### [EXERCISE DATA]

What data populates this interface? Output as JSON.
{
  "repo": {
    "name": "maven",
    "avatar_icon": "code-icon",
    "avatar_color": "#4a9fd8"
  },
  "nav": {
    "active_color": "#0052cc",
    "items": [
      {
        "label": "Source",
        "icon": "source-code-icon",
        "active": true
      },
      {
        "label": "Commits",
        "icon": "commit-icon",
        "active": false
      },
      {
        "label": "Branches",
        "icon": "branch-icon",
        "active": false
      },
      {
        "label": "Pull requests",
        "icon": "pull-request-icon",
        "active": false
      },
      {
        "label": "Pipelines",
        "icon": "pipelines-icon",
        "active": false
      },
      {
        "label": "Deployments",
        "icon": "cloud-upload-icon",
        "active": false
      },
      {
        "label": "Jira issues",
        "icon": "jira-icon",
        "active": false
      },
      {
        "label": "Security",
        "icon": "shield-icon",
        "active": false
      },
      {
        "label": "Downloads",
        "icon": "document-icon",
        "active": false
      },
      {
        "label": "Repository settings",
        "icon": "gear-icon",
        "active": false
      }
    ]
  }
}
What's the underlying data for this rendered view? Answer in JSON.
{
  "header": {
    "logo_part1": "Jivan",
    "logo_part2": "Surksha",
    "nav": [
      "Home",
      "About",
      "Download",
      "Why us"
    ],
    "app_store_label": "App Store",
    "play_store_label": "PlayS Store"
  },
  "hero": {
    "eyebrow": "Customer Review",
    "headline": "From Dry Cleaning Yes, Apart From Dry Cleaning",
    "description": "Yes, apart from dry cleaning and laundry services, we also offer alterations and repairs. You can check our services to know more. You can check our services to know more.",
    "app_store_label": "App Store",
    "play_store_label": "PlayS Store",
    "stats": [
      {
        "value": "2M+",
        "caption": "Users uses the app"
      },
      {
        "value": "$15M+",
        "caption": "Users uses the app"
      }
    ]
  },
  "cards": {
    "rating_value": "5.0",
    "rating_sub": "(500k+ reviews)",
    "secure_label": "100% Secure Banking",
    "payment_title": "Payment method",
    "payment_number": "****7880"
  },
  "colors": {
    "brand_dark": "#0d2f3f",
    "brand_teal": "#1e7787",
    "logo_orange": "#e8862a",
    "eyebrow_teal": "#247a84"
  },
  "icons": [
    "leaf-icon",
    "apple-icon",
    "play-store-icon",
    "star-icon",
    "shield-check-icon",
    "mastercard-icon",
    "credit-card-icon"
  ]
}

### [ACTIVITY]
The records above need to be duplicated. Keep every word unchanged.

### [WRITTEN ANSWER]
What data populates this interface? Output as JSON.
{
  "repo": {
    "name": "maven",
    "avatar_icon": "code-icon",
    "avatar_color": "#4a9fd8"
  },
  "nav": {
    "active_color": "#0052cc",
    "items": [
      {
        "label": "Source",
        "icon": "source-code-icon",
        "active": true
      },
      {
        "label": "Commits",
        "icon": "commit-icon",
        "active": false
      },
      {
        "label": "Branches",
        "icon": "branch-icon",
        "active": false
      },
      {
        "label": "Pull requests",
        "icon": "pull-request-icon",
        "active": false
      },
      {
        "label": "Pipelines",
        "icon": "pipelines-icon",
        "active": false
      },
      {
        "label": "Deployments",
        "icon": "cloud-upload-icon",
        "active": false
      },
      {
        "label": "Jira issues",
        "icon": "jira-icon",
        "active": false
      },
      {
        "label": "Security",
        "icon": "shield-icon",
        "active": false
      },
      {
        "label": "Downloads",
        "icon": "document-icon",
        "active": false
      },
      {
        "label": "Repository settings",
        "icon": "gear-icon",
        "active": false
      }
    ]
  }
}
What's the underlying data for this rendered view? Answer in JSON.
{
  "header": {
    "logo_part1": "Jivan",
    "logo_part2": "Surksha",
    "nav": [
      "Home",
      "About",
      "Download",
      "Why us"
    ],
    "app_store_label": "App Store",
    "play_store_label": "PlayS Store"
  },
  "hero": {
    "eyebrow": "Customer Review",
    "headline": "From Dry Cleaning Yes, Apart From Dry Cleaning",
    "description": "Yes, apart from dry cleaning and laundry services, we also offer alterations and repairs. You can check our services to know more. You can check our services to know more.",
    "app_store_label": "App Store",
    "play_store_label": "PlayS Store",
    "stats": [
      {
        "value": "2M+",
        "caption": "Users uses the app"
      },
      {
        "value": "$15M+",
        "caption": "Users uses the app"
      }
    ]
  },
  "cards": {
    "rating_value": "5.0",
    "rating_sub": "(500k+ reviews)",
    "secure_label": "100% Secure Banking",
    "payment_title": "Payment method",
    "payment_number": "****7880"
  },
  "colors": {
    "brand_dark": "#0d2f3f",
    "brand_teal": "#1e7787",
    "logo_orange": "#e8862a",
    "eyebrow_teal": "#247a84"
  },
  "icons": [
    "leaf-icon",
    "apple-icon",
    "play-store-icon",
    "star-icon",
    "shield-check-icon",
    "mastercard-icon",
    "credit-card-icon"
  ]
}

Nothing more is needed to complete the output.